On the Irish pitch

Ireland, to be sure, has had its share of troubles. From famines to wars to occupation, the island country has often struggled just to maintain its existence.

But members of the fledgling New Orleans Irish Channel Gaelic Football Club say the sport they love has managed to become one of the cultural mainstays knitting together the Emerald Isle and its people.

“If you go into any town in Ireland, there’s a Gaelic football team, and it’s the major social organization in town,” New Orleans club president Patrick Mahaney said. “After work, you go to the local pitch to play, then you have a few pints at the pub and go home.”

On Sunday, the New Orleans Gaelic club held a demonstration of the sport at the Irish Network New Orleans Family Day at Audubon Park, then gathered for a training session nearby.

Mahaney said he hopes the publicity might attract some new members to the football club, which is a member of the North American Gaelic Athletic Association’s southwest division.

The organization is sponsored by the Irish House pub and restaurant, which itself is becoming a popular hub of the local Irish community.

Team member and Irish House head chef Matt Murphy, a Dublin native, said his life was steeped in Gaelic football from an early age, like many Ireland natives. The sport is, he said, simply huge on the Emerald Isle.

“I grew up watching it on TV,” Murphy said. “The all-Ireland final is like the Super Bowl in Ireland.”

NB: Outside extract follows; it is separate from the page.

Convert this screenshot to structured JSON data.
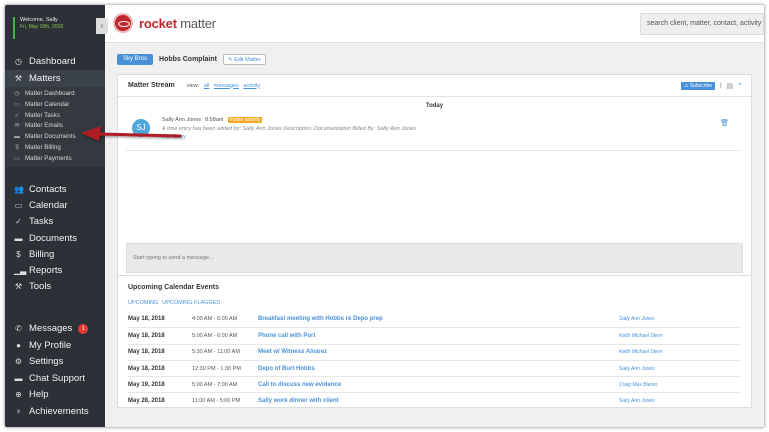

Murphy said each community in Ireland is fiercely proud of its local Gaelic football team, as rivalries with neighboring squads take on an intense feel. After every match, however, players from both sides come together to drink a pint and celebrate.

In many ways, Gaelic football is unique in the sporting world. Mahaney said the roots of the game predate the development of similar sports like soccer and rugby.

While Gaelic football shares some traits with those two sports — like soccer, it’s played with a round ball and maintains a quick tempo, but its scoring system and ball movement are similar to rugby — it also surprisingly carries characteristics that Americans would notice in volleyball and basketball.

Mahaney, a native of Buffalo, N.Y., said Gaelic football also is less rugged and physically violent than rugby or Australian rules football, thus allowing the sport to be played by a wider range of ages, from young kids to retirees, and novices to enjoy the sport while getting up to speed with the pace and traditions of the game.

“When you first pick it up, everyone is on the same learning curve,” Mahaney said. “And it’s just fun, because you can go out and play and be on the same level as everyone else.”

In addition to its unique rules, Gaelic football is one of the few international sports that remains strictly amateur, with everyone from the players to coaches to officials taking part for the simple love of the sport.

That includes the NAGAA and its southwest division. Mahaney said the club currently plays four or five matches a year, including one or two home-and-home series with other southwest division clubs like Houston.

“Everyone knows about the troubled times (in Ireland),” he said. “But this is something that’s played all through the country. It’s one of our social traditions. Instead of (the Irish community) being all spread out, this is something that helps in uniting the people.”